(Website and app data records)
------
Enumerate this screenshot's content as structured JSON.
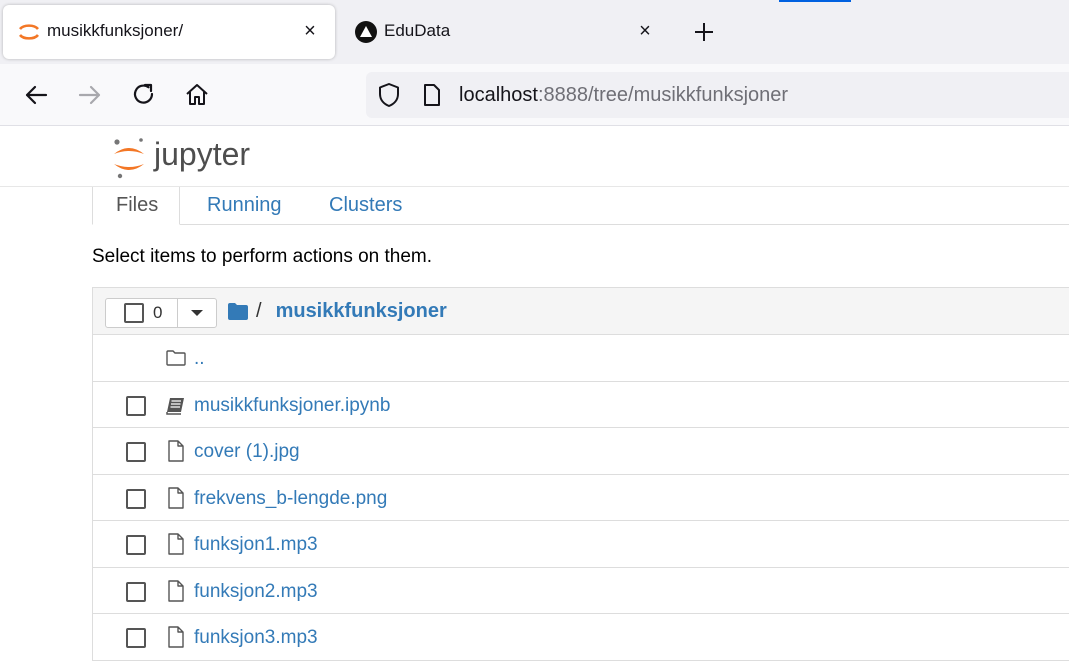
{
  "browser": {
    "tabs": [
      {
        "title": "musikkfunksjoner/",
        "active": true,
        "close": "×"
      },
      {
        "title": "EduData",
        "active": false,
        "close": "×"
      }
    ],
    "new_tab": "+",
    "url": {
      "host": "localhost",
      "rest": ":8888/tree/musikkfunksjoner"
    }
  },
  "jupyter": {
    "logo_text": "jupyter",
    "tabs": [
      {
        "label": "Files",
        "active": true
      },
      {
        "label": "Running",
        "active": false
      },
      {
        "label": "Clusters",
        "active": false
      }
    ],
    "hint": "Select items to perform actions on them.",
    "list": {
      "selected_count": "0",
      "breadcrumb_sep": "/",
      "breadcrumb_current": "musikkfunksjoner",
      "parent_link": "..",
      "items": [
        {
          "name": "musikkfunksjoner.ipynb",
          "icon": "notebook-icon"
        },
        {
          "name": "cover (1).jpg",
          "icon": "file-icon"
        },
        {
          "name": "frekvens_b-lengde.png",
          "icon": "file-icon"
        },
        {
          "name": "funksjon1.mp3",
          "icon": "file-icon"
        },
        {
          "name": "funksjon2.mp3",
          "icon": "file-icon"
        },
        {
          "name": "funksjon3.mp3",
          "icon": "file-icon"
        }
      ]
    }
  },
  "colors": {
    "link": "#337ab7",
    "jupyter_orange": "#f37726",
    "accent": "#0061e0"
  }
}
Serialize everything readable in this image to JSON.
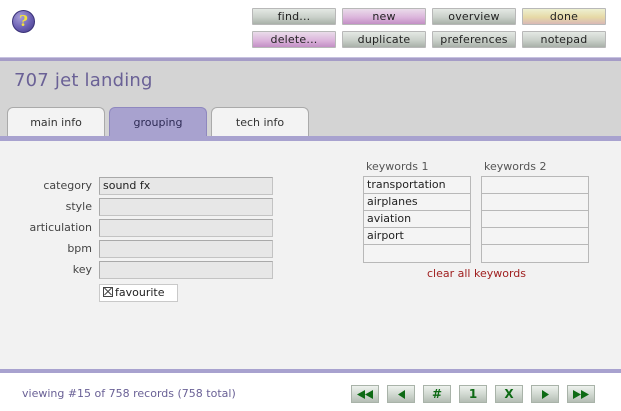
{
  "toolbar": {
    "help_glyph": "?",
    "find": "find...",
    "new": "new",
    "overview": "overview",
    "done": "done",
    "delete": "delete...",
    "duplicate": "duplicate",
    "preferences": "preferences",
    "notepad": "notepad"
  },
  "record": {
    "title": "707 jet landing"
  },
  "tabs": [
    {
      "label": "main info",
      "active": false
    },
    {
      "label": "grouping",
      "active": true
    },
    {
      "label": "tech info",
      "active": false
    }
  ],
  "form": {
    "category_label": "category",
    "category_value": "sound fx",
    "style_label": "style",
    "style_value": "",
    "articulation_label": "articulation",
    "articulation_value": "",
    "bpm_label": "bpm",
    "bpm_value": "",
    "key_label": "key",
    "key_value": "",
    "favourite_label": "favourite",
    "favourite_checked": true
  },
  "keywords": {
    "header1": "keywords 1",
    "header2": "keywords 2",
    "list1": [
      "transportation",
      "airplanes",
      "aviation",
      "airport",
      ""
    ],
    "list2": [
      "",
      "",
      "",
      "",
      ""
    ],
    "clear_label": "clear all keywords"
  },
  "footer": {
    "status": "viewing #15 of 758 records (758 total)",
    "nav": {
      "first_icon": "rewind-icon",
      "prev_icon": "triangle-left-icon",
      "goto_label": "#",
      "page_label": "1",
      "close_label": "X",
      "next_icon": "triangle-right-icon",
      "last_icon": "fast-forward-icon"
    }
  },
  "colors": {
    "accent": "#a8a2cf",
    "title": "#6a6196",
    "link_red": "#a02020",
    "nav_green": "#0d6a14"
  }
}
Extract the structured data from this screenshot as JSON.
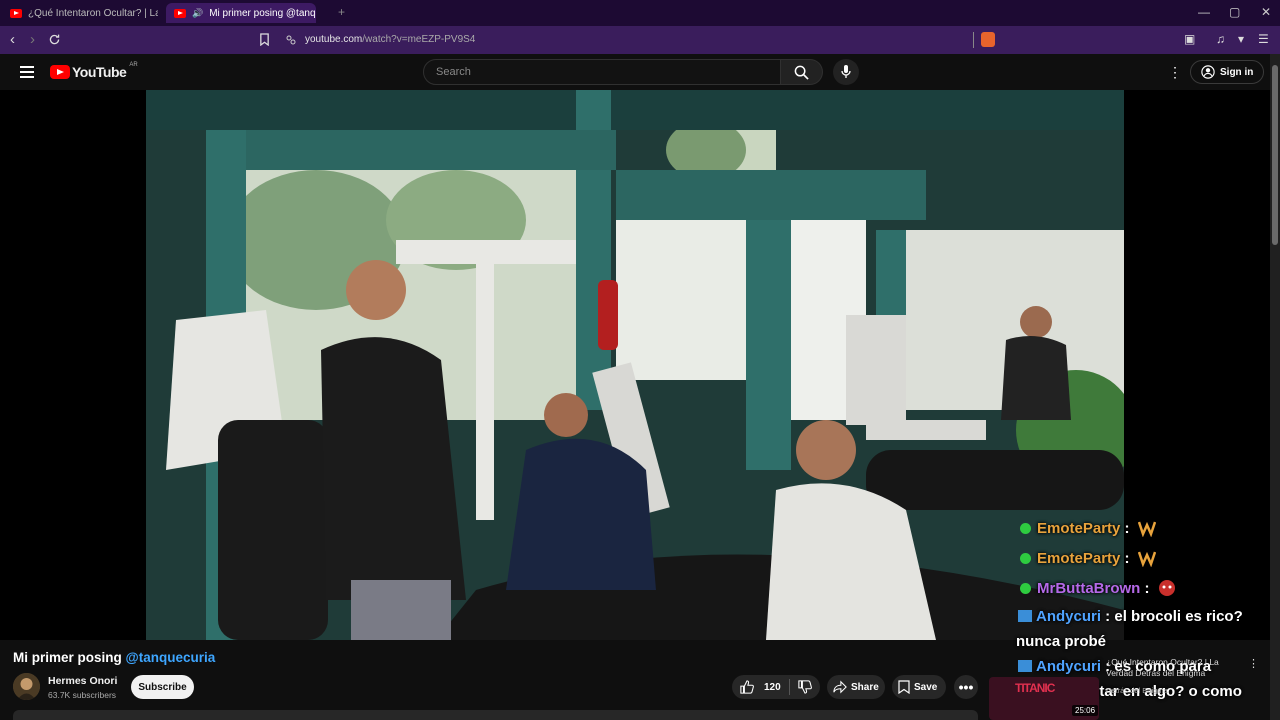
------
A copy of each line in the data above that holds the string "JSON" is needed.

Enumerate this screenshot's content as structured JSON.
Serialize everything readable in this image to JSON.
Extract the structured data from this screenshot as JSON.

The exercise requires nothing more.